What is needed
Scan the entries for the word "juridique", and copy every line where it appears.

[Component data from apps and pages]
◆ ◆ ◆ ◆ ◆

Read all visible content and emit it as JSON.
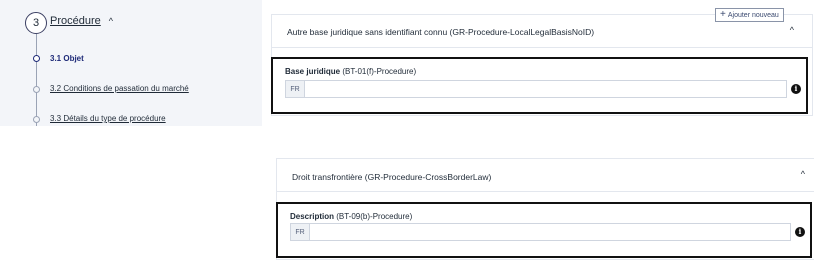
{
  "nav": {
    "step_number": "3",
    "step_title": "Procédure",
    "items": [
      {
        "label": "3.1 Objet"
      },
      {
        "label": "3.2 Conditions de passation du marché"
      },
      {
        "label": "3.3 Détails du type de procédure"
      }
    ]
  },
  "add_button": {
    "label": "Ajouter nouveau"
  },
  "section1": {
    "title": "Autre base juridique sans identifiant connu (GR-Procedure-LocalLegalBasisNoID)",
    "field": {
      "label_bold": "Base juridique",
      "label_suffix": " (BT-01(f)-Procedure)",
      "lang": "FR",
      "value": ""
    }
  },
  "section2": {
    "title": "Droit transfrontière (GR-Procedure-CrossBorderLaw)",
    "field": {
      "label_bold": "Description",
      "label_suffix": " (BT-09(b)-Procedure)",
      "lang": "FR",
      "value": ""
    }
  },
  "icons": {
    "chevron_up": "^",
    "info": "i",
    "plus": "+"
  }
}
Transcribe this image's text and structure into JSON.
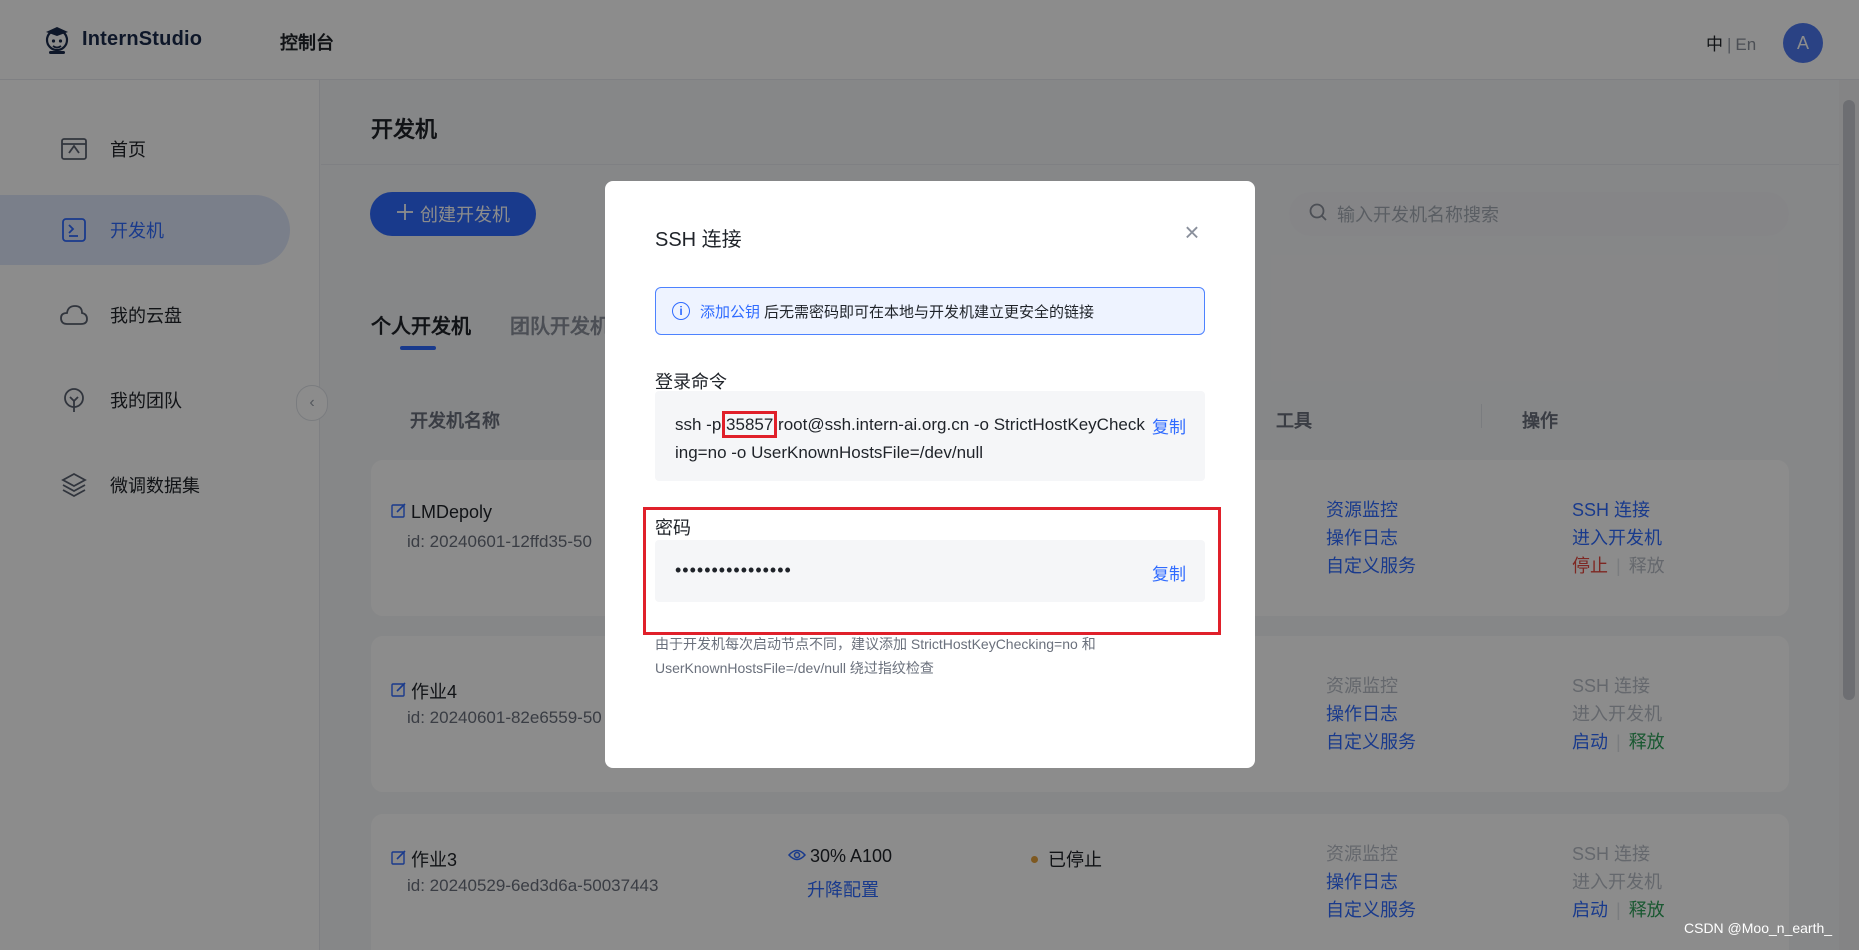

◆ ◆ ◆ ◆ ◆

Result for this exercise
    "title": "Autre base juridique sans identifiant connu (GR-Procedure-LocalLegalBasisNoID)",
      "label_bold": "Base juridique",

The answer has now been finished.